Secure multi-party computation is the most generic problem in fault-tolerant distributed computing. In principle, a multi-party computation protocol can be used to solve any distributed cryptographic problem. Informally, the problem of multi-party computation is the following: suppose we have n parties P_1, P_2, ..., P_n where each party P_i has a private input x_i. Together, the parties want to compute a function of their inputs (y_1,y_2,..., y_n) = f(x_1,x_2,..., x_n). However, some parties can be corrupted and do not execute a prescribed protocol faithfully. Even worse, they may be controlled by an adversary and attack the protocol in a coordinated manner. Despite the presence of such an adversary, a secure MPC protocol should ensure that each (corrupted) party P_i learn only its output y_i but nothing more.

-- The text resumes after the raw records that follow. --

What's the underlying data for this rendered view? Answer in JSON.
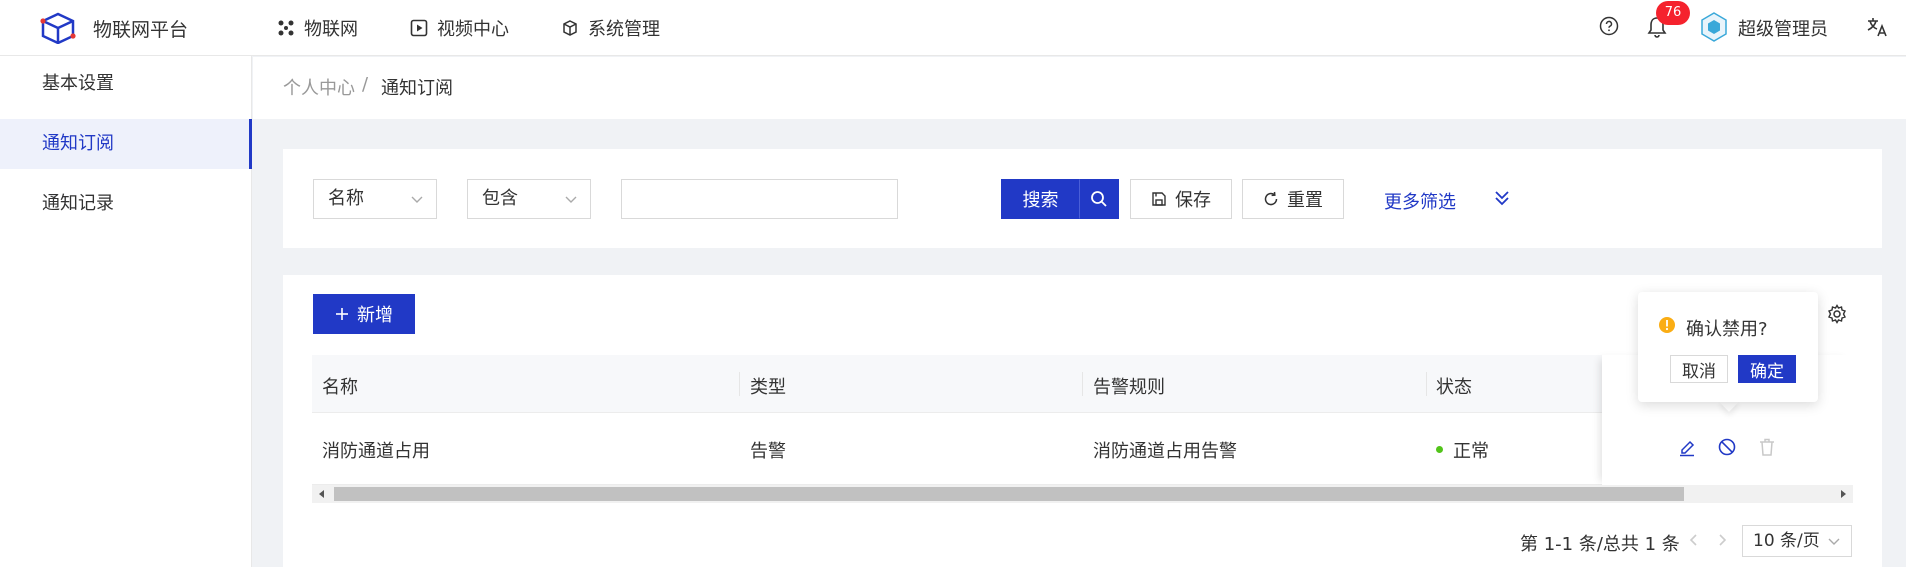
{
  "app": {
    "title": "物联网平台",
    "logo": "cube-logo"
  },
  "nav": [
    {
      "label": "物联网",
      "icon": "cluster-icon"
    },
    {
      "label": "视频中心",
      "icon": "play-square-icon"
    },
    {
      "label": "系统管理",
      "icon": "box-icon"
    }
  ],
  "header": {
    "notification_count": "76",
    "user_name": "超级管理员"
  },
  "sidebar": {
    "items": [
      {
        "label": "基本设置",
        "active": false
      },
      {
        "label": "通知订阅",
        "active": true
      },
      {
        "label": "通知记录",
        "active": false
      }
    ]
  },
  "breadcrumb": {
    "parent": "个人中心",
    "separator": "/",
    "current": "通知订阅"
  },
  "search": {
    "field_select": "名称",
    "operator_select": "包含",
    "value": "",
    "search_label": "搜索",
    "save_label": "保存",
    "reset_label": "重置",
    "more_filter_label": "更多筛选"
  },
  "toolbar": {
    "add_label": "新增"
  },
  "table": {
    "columns": [
      "名称",
      "类型",
      "告警规则",
      "状态"
    ],
    "rows": [
      {
        "name": "消防通道占用",
        "type": "告警",
        "rule": "消防通道占用告警",
        "status": "正常"
      }
    ]
  },
  "popconfirm": {
    "message": "确认禁用?",
    "cancel_label": "取消",
    "ok_label": "确定"
  },
  "pagination": {
    "summary": "第 1-1 条/总共 1 条",
    "page_size": "10 条/页"
  },
  "colors": {
    "primary": "#2139c6",
    "status_ok": "#52c41a",
    "badge": "#f5222d",
    "warning": "#faad14"
  }
}
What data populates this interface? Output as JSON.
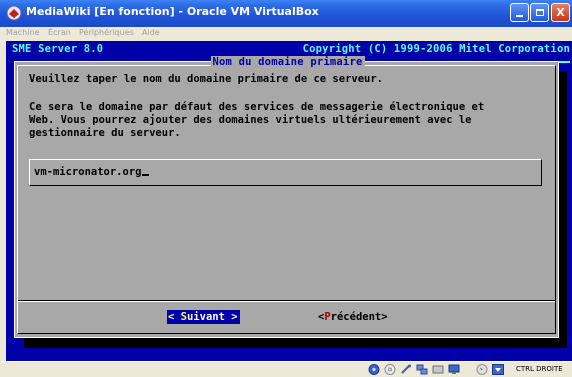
{
  "window": {
    "title": "MediaWiki [En fonction] - Oracle VM VirtualBox",
    "minimize_label": "",
    "maximize_label": "",
    "close_label": "X"
  },
  "menubar": {
    "items": [
      {
        "label": "Machine"
      },
      {
        "label": "Écran"
      },
      {
        "label": "Périphériques"
      },
      {
        "label": "Aide"
      }
    ]
  },
  "console": {
    "header_left": "SME Server 8.0",
    "header_right": "Copyright (C) 1999-2006 Mitel Corporation"
  },
  "dialog": {
    "title": "Nom du domaine primaire",
    "prompt": "Veuillez taper le nom du domaine primaire de ce serveur.",
    "description_lines": [
      "Ce sera le domaine par défaut des services de messagerie électronique et",
      "Web. Vous pourrez ajouter des domaines virtuels ultérieurement avec le",
      "gestionnaire du serveur."
    ],
    "input_value": "vm-micronator.org",
    "next_button": {
      "open": "< ",
      "hotkey": "S",
      "rest": "uivant",
      "close": " >"
    },
    "prev_button": {
      "open": "<",
      "hotkey": "P",
      "rest": "récédent",
      "close": ">"
    }
  },
  "statusbar": {
    "host_key_label": "CTRL DROITE",
    "icons": [
      "hard-disk-icon",
      "cd-icon",
      "usb-icon",
      "network-icon",
      "shared-folders-icon",
      "display-icon",
      "mouse-integration-icon",
      "host-key-arrow-icon"
    ]
  },
  "colors": {
    "titlebar": "#2E6CE6",
    "console_bg": "#0000A8",
    "console_header": "#55FFFF",
    "dialog_bg": "#A8A8A8",
    "hotkey": "#FFFF55",
    "prev_hotkey": "#AA0000"
  }
}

Broadcast in the presence of adversarial faults is one of the simplest special cases of multi-party computation and important component of larger protocols. In short, broadcast allows a party to send the same message to all parties, and all parties to be assured they have received identical messages.

The contribution of this dissertation is twofold. First, we construct broadcast and secure multi-party computation protocols for honest majority in a point-to-point network whose round complexities improve significantly upon prior work. In particular, we give the first expected  constant-round authenticated broadcast protocol for honest majority assuming only public-key infrastructure and signatures. Second, we initiate the study of broadcast in radio networks in the presence of adversarial faults. In radio networks, parties communicate through multicasting messages; a message can only be received by the parties within some radius from the sender. Feasibility and impossibility results are given, and our bounds are tight.